While you would think that your logic was "sound" that the narrowest frequency response'd device is the maximum frequency response captured... I must respectfully disagree with Boswell that it's not.
The frequency response captured is the maximum frequency response of the recording device.... period. Whether any signal is present from the rest of the chain indeed dependent upon the narrowest device in the chain... and on that point I concur with Boswell. In other words, if your recording device is 10Hz to 100kHz, then the response is that wide... no wider, no narrower.
If it's 20Hz to 20kHz, then it makes no difference if anything (or everything) in the chain is triple the bandwidth of your device. The device will only capture it's maximum bandwidth.
Thanks, MadMax, that's about what I'd figured. The MR-1000 has a nice little toggle-able filter for DSD formats, specifically to cut out or avoid any radio frequency noise in the top end - I _have_ been able to test that a little bit, as my recordings have a hiss at around 10-15k when played back at quarter-speed and the filter off, and it's gone with the filter on.
So yes, it does record things far beyond the range of whatever the mic I might be using is (I wonder too, how well they've got it shielded from itself - IE, how much of it's own internal electronics is it picking up?)
And Ms. Remy, you are one of the most annoying writers I've ever read.
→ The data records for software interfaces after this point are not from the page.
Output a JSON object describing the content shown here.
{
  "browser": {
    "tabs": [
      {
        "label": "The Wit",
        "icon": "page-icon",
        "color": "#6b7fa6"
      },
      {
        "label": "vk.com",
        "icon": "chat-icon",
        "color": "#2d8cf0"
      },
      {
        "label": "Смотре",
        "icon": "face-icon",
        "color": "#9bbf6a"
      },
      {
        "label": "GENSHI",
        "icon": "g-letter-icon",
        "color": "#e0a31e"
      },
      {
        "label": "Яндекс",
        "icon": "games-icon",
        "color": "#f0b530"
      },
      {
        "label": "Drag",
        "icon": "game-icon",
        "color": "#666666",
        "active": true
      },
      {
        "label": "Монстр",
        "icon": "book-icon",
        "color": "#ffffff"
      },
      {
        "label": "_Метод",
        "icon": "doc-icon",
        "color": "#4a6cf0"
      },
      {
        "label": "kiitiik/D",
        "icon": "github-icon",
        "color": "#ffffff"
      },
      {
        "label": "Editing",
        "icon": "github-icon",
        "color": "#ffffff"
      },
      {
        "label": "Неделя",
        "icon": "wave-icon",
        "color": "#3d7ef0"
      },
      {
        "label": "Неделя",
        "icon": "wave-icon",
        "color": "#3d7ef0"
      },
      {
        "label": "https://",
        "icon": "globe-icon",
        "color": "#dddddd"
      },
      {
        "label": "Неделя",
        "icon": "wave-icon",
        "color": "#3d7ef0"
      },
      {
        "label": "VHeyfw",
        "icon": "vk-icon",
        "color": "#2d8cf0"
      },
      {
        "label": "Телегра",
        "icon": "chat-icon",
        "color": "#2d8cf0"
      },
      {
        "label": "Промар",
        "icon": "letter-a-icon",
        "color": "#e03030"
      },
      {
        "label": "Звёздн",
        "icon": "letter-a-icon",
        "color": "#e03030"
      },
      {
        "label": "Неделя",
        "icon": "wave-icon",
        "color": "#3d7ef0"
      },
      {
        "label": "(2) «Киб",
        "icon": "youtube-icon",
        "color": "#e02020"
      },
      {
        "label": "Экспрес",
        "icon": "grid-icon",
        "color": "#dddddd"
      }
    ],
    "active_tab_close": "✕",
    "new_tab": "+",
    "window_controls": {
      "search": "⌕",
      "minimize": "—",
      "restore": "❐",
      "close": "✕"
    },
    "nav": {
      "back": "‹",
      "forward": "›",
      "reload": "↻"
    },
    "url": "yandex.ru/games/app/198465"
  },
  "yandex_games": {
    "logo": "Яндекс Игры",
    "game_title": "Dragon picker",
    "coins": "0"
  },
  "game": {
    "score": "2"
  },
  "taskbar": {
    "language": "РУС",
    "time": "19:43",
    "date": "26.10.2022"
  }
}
Why do you assume I have no education? Who says I want to record bat farts? I'm going to a machine shop to record industrial water-jet cutters slicing through various objects, and I want to slow down playback to the point that I can hear what's going on well beyond my normal hearing range.
And it's not downsampling, it's tricking the WAV file to playback at half speed WITHOUT running it through a pitching algorithm of ANY sort - the less filtering I have to do to something, the better.
can I give you half an expect whole participation?
Had you said that in the original outing....
edit: and this is at least a small portion of why things become what they become in the forum(s) as being discussed over here:
it doesn't help you hear
I have a LinearX ISA-Vesa card that can measure up to 100k
not good in machines above 25mhz
I am still running a 386 with co-proccessor to keep this card running
the 286 finally failed
and to cap it off the processor and the co-processor is stamped AMD/Intel ... !?
I wouldn't be without a quality ANALOG oscilloscope for looking at this stuff and double checking the digital gear
Of course people have thought about this
been there done that
testing the ellectronics is not so hard
testing speakers or transducers to 50k and above is do-able as you can get test mics with calibration files relatively cheaply
testing mics to beyond 25k is not so easy as you need a reliable predicatble transducer to create the test tones
you need an environment for doing the test.
these tests need to be repeatable and probably need a couple of methods to get a good result
not just steady state but FFT and Max length stuff
then compare and average all results
can be fun and is a good learning exercise
I'm a day late and a dollar short. But I gotta get some weight in here.
My Behringer mic picks up sound outside of it's frequency response. I recorded my voice, put a low pass filter on it, set to about 10hz below it's stated cutoff, amplified the result and played it through a sub. There it was, massaging my head, dirty low bass.
Oh, and Mooshoo, you are way more annoying than Ms. David.